The Washington Times ran my review of David Ignatius’ The Quantum Spy.
Although my knowledge of computers is somewhat limited, I was able to follow the computer science backdrop to “The Quantum Spy,” as author David Ignatius did a fine job of explaining the basic technology involved in quantum computing and why it is vital that the United States builds a quantum computer before China, America’s adversary, builds one.
Quantum computing, Mr. Ignatius‘ fictional CIA director explains, is a paradigm shift. It’s like Galileo and Newton. It will change everything. “A Quantum computer would simultaneously explore every answer to a problem, creating a tool of immense, almost infinite computational power,” Mr. Ignatius writes.
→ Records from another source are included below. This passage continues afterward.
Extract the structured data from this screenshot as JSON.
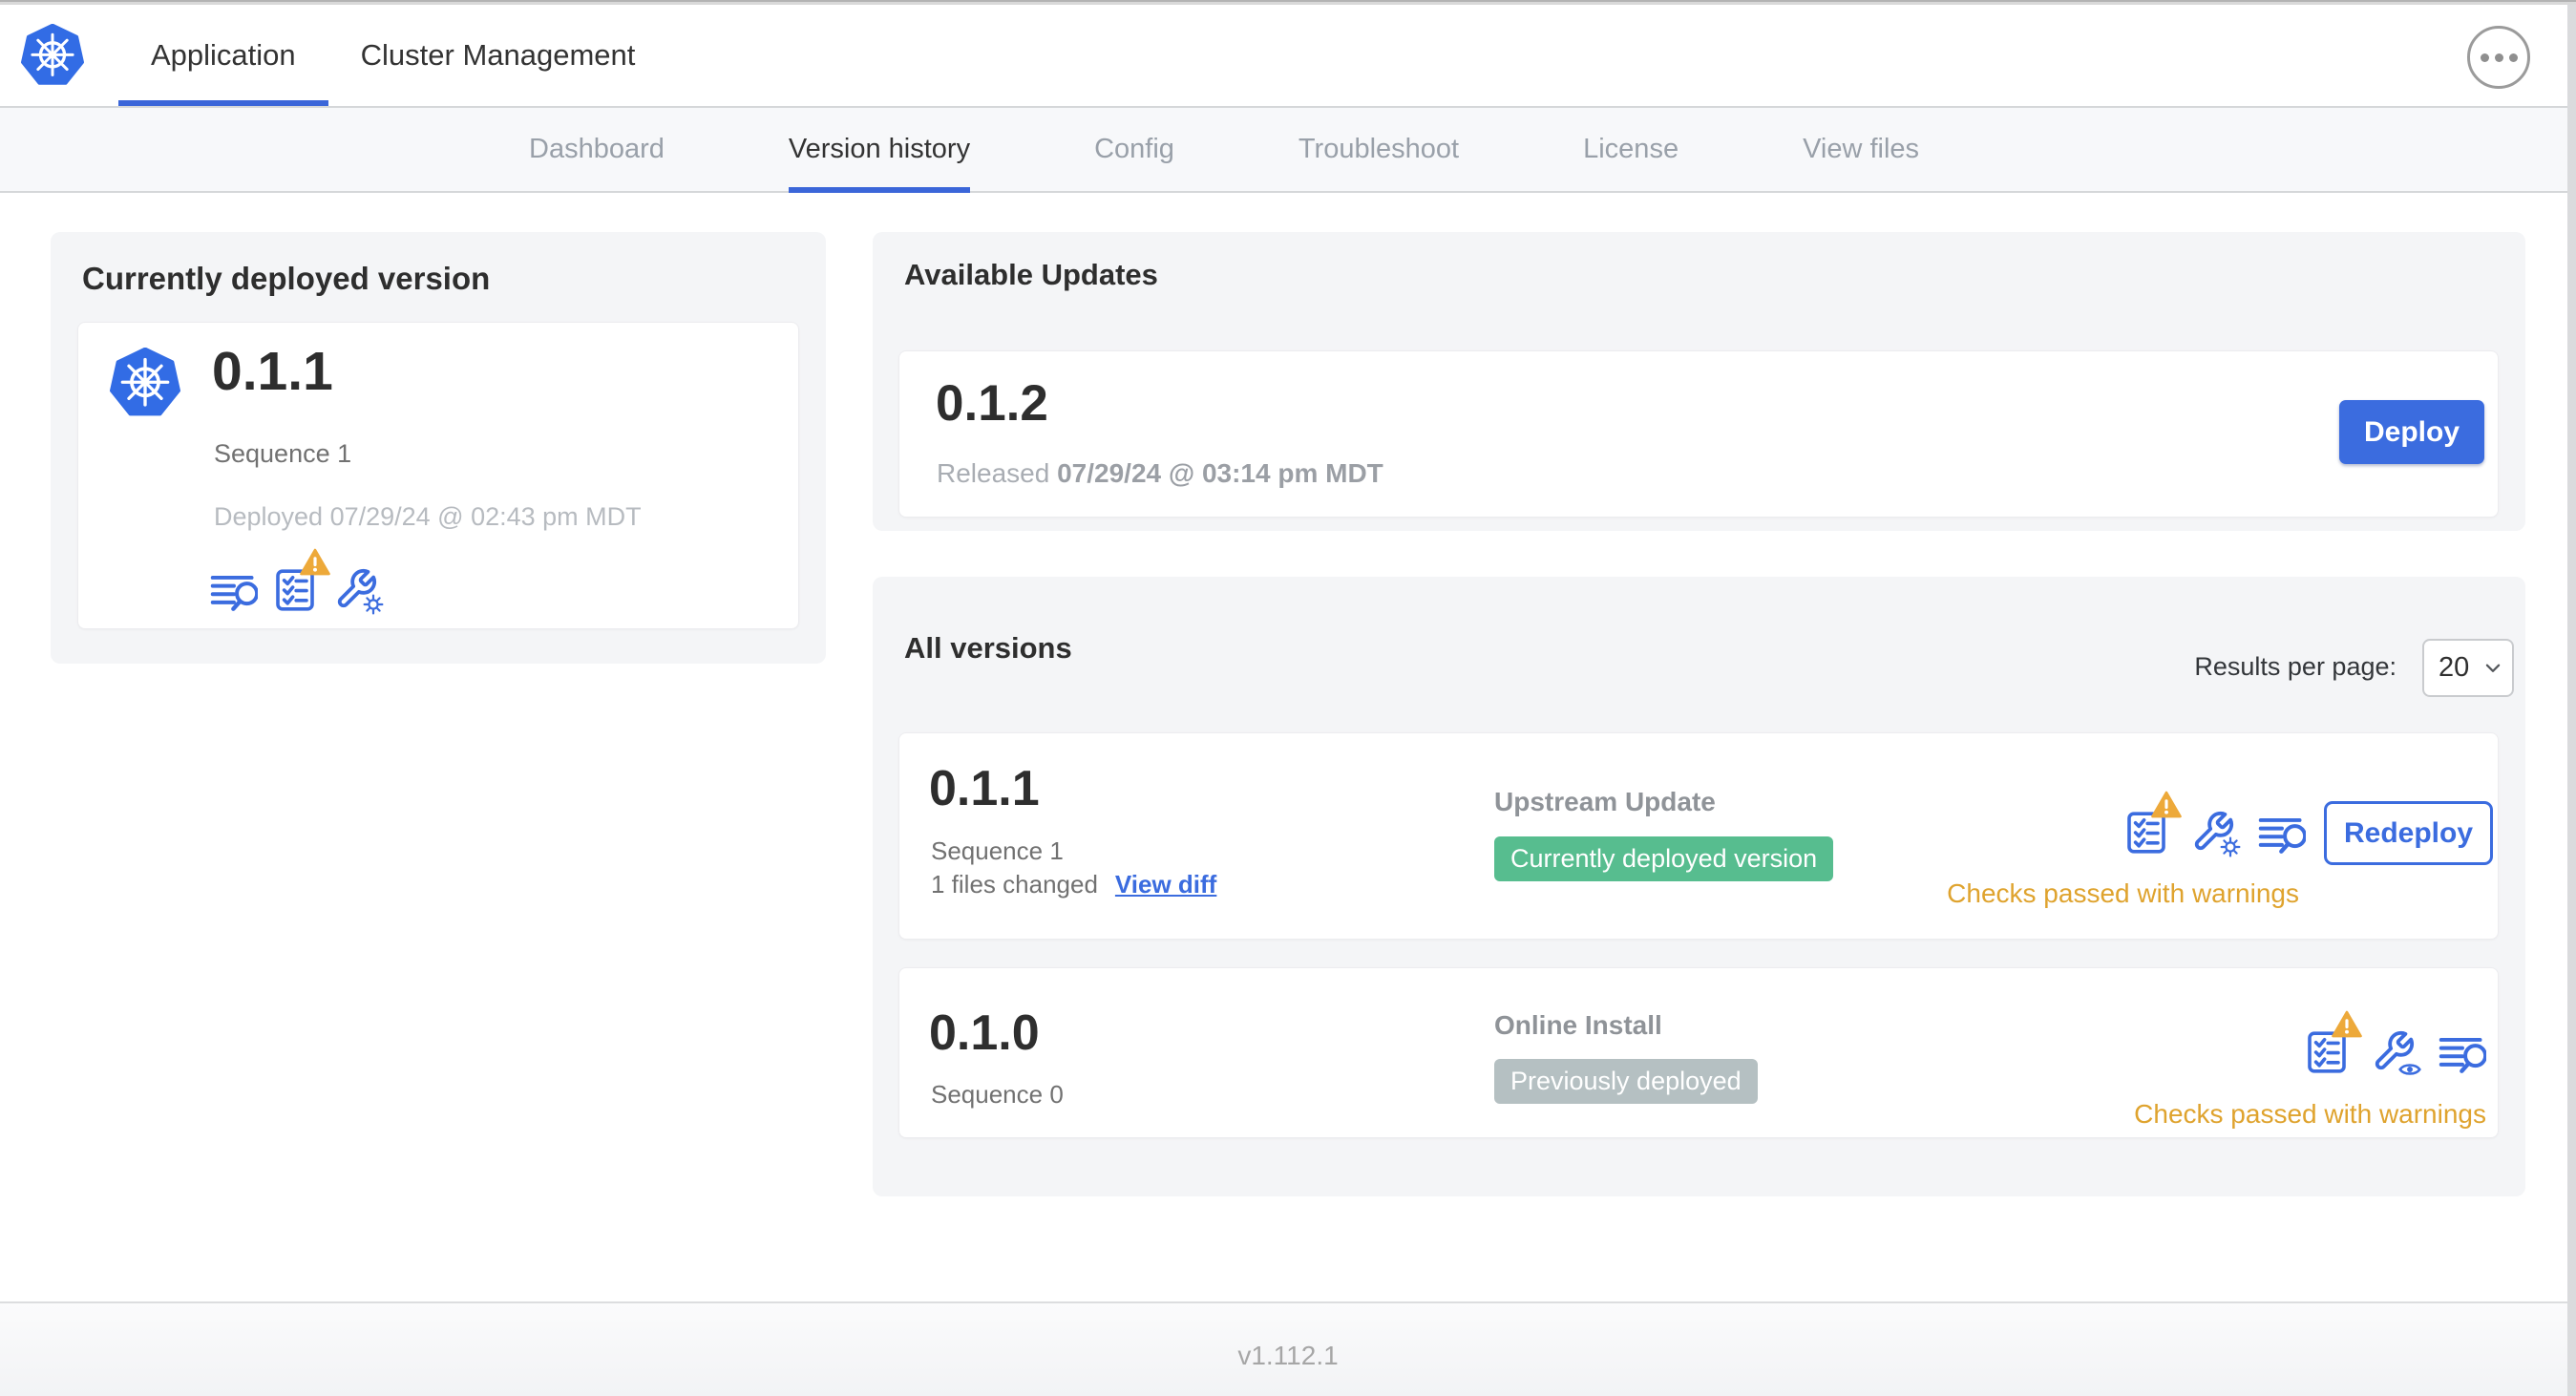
{
  "header": {
    "tabs": [
      {
        "label": "Application",
        "active": true
      },
      {
        "label": "Cluster Management",
        "active": false
      }
    ]
  },
  "subnav": {
    "items": [
      {
        "label": "Dashboard",
        "active": false
      },
      {
        "label": "Version history",
        "active": true
      },
      {
        "label": "Config",
        "active": false
      },
      {
        "label": "Troubleshoot",
        "active": false
      },
      {
        "label": "License",
        "active": false
      },
      {
        "label": "View files",
        "active": false
      }
    ]
  },
  "current_version_card": {
    "title": "Currently deployed version",
    "version": "0.1.1",
    "sequence": "Sequence 1",
    "deployed_at": "Deployed 07/29/24 @ 02:43 pm MDT",
    "icons": [
      "logs",
      "preflight-checks-warning",
      "edit-config"
    ]
  },
  "available_updates": {
    "title": "Available Updates",
    "version": "0.1.2",
    "released_label": "Released",
    "released_at": "07/29/24 @ 03:14 pm MDT",
    "deploy_label": "Deploy"
  },
  "all_versions": {
    "title": "All versions",
    "results_per_page_label": "Results per page:",
    "results_per_page_value": "20",
    "rows": [
      {
        "version": "0.1.1",
        "sequence": "Sequence 1",
        "files_changed": "1 files changed",
        "view_diff_label": "View diff",
        "source": "Upstream Update",
        "badge": "Currently deployed version",
        "badge_color": "green",
        "icons": [
          "preflight-checks-warning",
          "edit-config",
          "logs"
        ],
        "status": "Checks passed with warnings",
        "action_label": "Redeploy"
      },
      {
        "version": "0.1.0",
        "sequence": "Sequence 0",
        "source": "Online Install",
        "badge": "Previously deployed",
        "badge_color": "gray",
        "icons": [
          "preflight-checks-warning",
          "view-config",
          "logs"
        ],
        "status": "Checks passed with warnings"
      }
    ]
  },
  "footer": {
    "app_version": "v1.112.1"
  },
  "colors": {
    "accent_blue": "#3b6cdf",
    "kubernetes_blue": "#326ce5",
    "green_badge": "#57bd8f",
    "gray_badge": "#b5c0c2",
    "warning_text": "#dfa32e",
    "warning_triangle": "#eda93a",
    "card_background": "#f4f5f7"
  }
}
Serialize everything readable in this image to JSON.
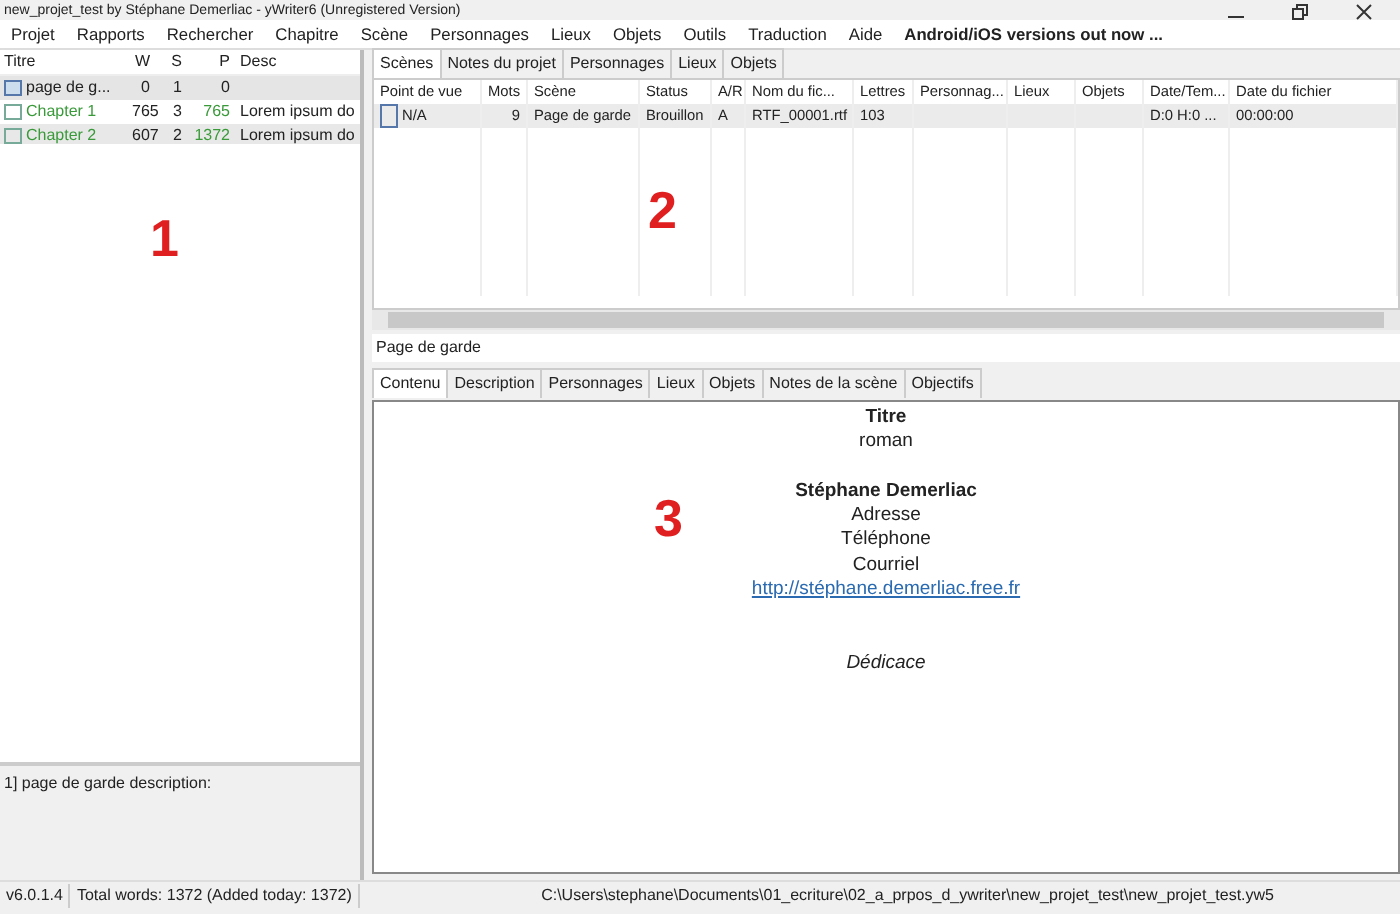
{
  "window": {
    "title": "new_projet_test by Stéphane Demerliac - yWriter6 (Unregistered Version)"
  },
  "menu": [
    {
      "label": "Projet",
      "bold": false
    },
    {
      "label": "Rapports",
      "bold": false
    },
    {
      "label": "Rechercher",
      "bold": false
    },
    {
      "label": "Chapitre",
      "bold": false
    },
    {
      "label": "Scène",
      "bold": false
    },
    {
      "label": "Personnages",
      "bold": false
    },
    {
      "label": "Lieux",
      "bold": false
    },
    {
      "label": "Objets",
      "bold": false
    },
    {
      "label": "Outils",
      "bold": false
    },
    {
      "label": "Traduction",
      "bold": false
    },
    {
      "label": "Aide",
      "bold": false
    },
    {
      "label": "Android/iOS versions out now ...",
      "bold": true
    }
  ],
  "chapters": {
    "columns": [
      "Titre",
      "W",
      "S",
      "P",
      "Desc"
    ],
    "rows": [
      {
        "kind": "info",
        "selected": true,
        "cells": [
          "page de g...",
          "0",
          "1",
          "0",
          ""
        ]
      },
      {
        "kind": "chapter",
        "selected": false,
        "cells": [
          "Chapter 1",
          "765",
          "3",
          "765",
          "Lorem ipsum do"
        ]
      },
      {
        "kind": "chapter",
        "selected": false,
        "cells": [
          "Chapter 2",
          "607",
          "2",
          "1372",
          "Lorem ipsum do"
        ]
      }
    ]
  },
  "chapter_description": "1] page de garde description:",
  "scene_tabs": [
    {
      "label": "Scènes",
      "selected": true
    },
    {
      "label": "Notes du projet",
      "selected": false
    },
    {
      "label": "Personnages",
      "selected": false
    },
    {
      "label": "Lieux",
      "selected": false
    },
    {
      "label": "Objets",
      "selected": false
    }
  ],
  "scenes": {
    "columns": [
      "Point de vue",
      "Mots",
      "Scène",
      "Status",
      "A/R",
      "Nom du fic...",
      "Lettres",
      "Personnag...",
      "Lieux",
      "Objets",
      "Date/Tem...",
      "Date du fichier"
    ],
    "rows": [
      {
        "selected": true,
        "cells": [
          "N/A",
          "9",
          "Page de garde",
          "Brouillon",
          "A",
          "RTF_00001.rtf",
          "103",
          "",
          "",
          "",
          "D:0 H:0 ...",
          "00:00:00"
        ]
      }
    ]
  },
  "scene_title": "Page de garde",
  "editor_tabs": [
    {
      "label": "Contenu",
      "selected": true
    },
    {
      "label": "Description",
      "selected": false
    },
    {
      "label": "Personnages",
      "selected": false
    },
    {
      "label": "Lieux",
      "selected": false
    },
    {
      "label": "Objets",
      "selected": false
    },
    {
      "label": "Notes de la scène",
      "selected": false
    },
    {
      "label": "Objectifs",
      "selected": false
    }
  ],
  "editor_lines": [
    {
      "kind": "bold",
      "text": "Titre"
    },
    {
      "kind": "plain",
      "text": "roman"
    },
    {
      "kind": "blank"
    },
    {
      "kind": "bold",
      "text": "Stéphane Demerliac"
    },
    {
      "kind": "plain",
      "text": "Adresse"
    },
    {
      "kind": "plain",
      "text": "Téléphone"
    },
    {
      "kind": "plain",
      "text": "Courriel"
    },
    {
      "kind": "link",
      "text": "http://stéphane.demerliac.free.fr"
    },
    {
      "kind": "blank"
    },
    {
      "kind": "blank"
    },
    {
      "kind": "italic",
      "text": "Dédicace"
    }
  ],
  "annotations": [
    "1",
    "2",
    "3"
  ],
  "status_bar": {
    "version": "v6.0.1.4",
    "words": "Total words: 1372 (Added today: 1372)",
    "path": "C:\\Users\\stephane\\Documents\\01_ecriture\\02_a_prpos_d_ywriter\\new_projet_test\\new_projet_test.yw5"
  }
}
The novel opens with John Vandal, the CIA Deputy Director for Operations, paying a visit to Jason Schmidt, an electronics engineer who operated QED, a small, privately-owned computer company in Seattle, Washington. The CIA official was responding to a letter the engineer wrote to his cousin, a CIA officer, that stated he had made a breakthrough in building a quantum computer.
“I’ve solved the puzzle,” the engineer wrote.
“You understand what a big deal this is, Mr. Schmidt? We’re spending billions on quantum research. This is a race. The White House pounds on me every week wanting to know where the Chinese are, and we say relax: It’ll be ten years before anyone builds a machine, probably twenty, and we’re way ahead,” John Vandal said. “And now you say bang, you’ve done it.”
The CIA official explained that the issue was no much that the breakthrough, but rather that someone wanted to steal it. He was referring to what he called a “bell-ringer” in the letter, which was the engineer informing his cousin that he received an offer by a company to buy control of QED. The company, John Vandal told the engineer, was Chinese.
You can read the rest of the review via the below link:
You can also read my interview with David Ignatius (seen in the above photo) via the below link: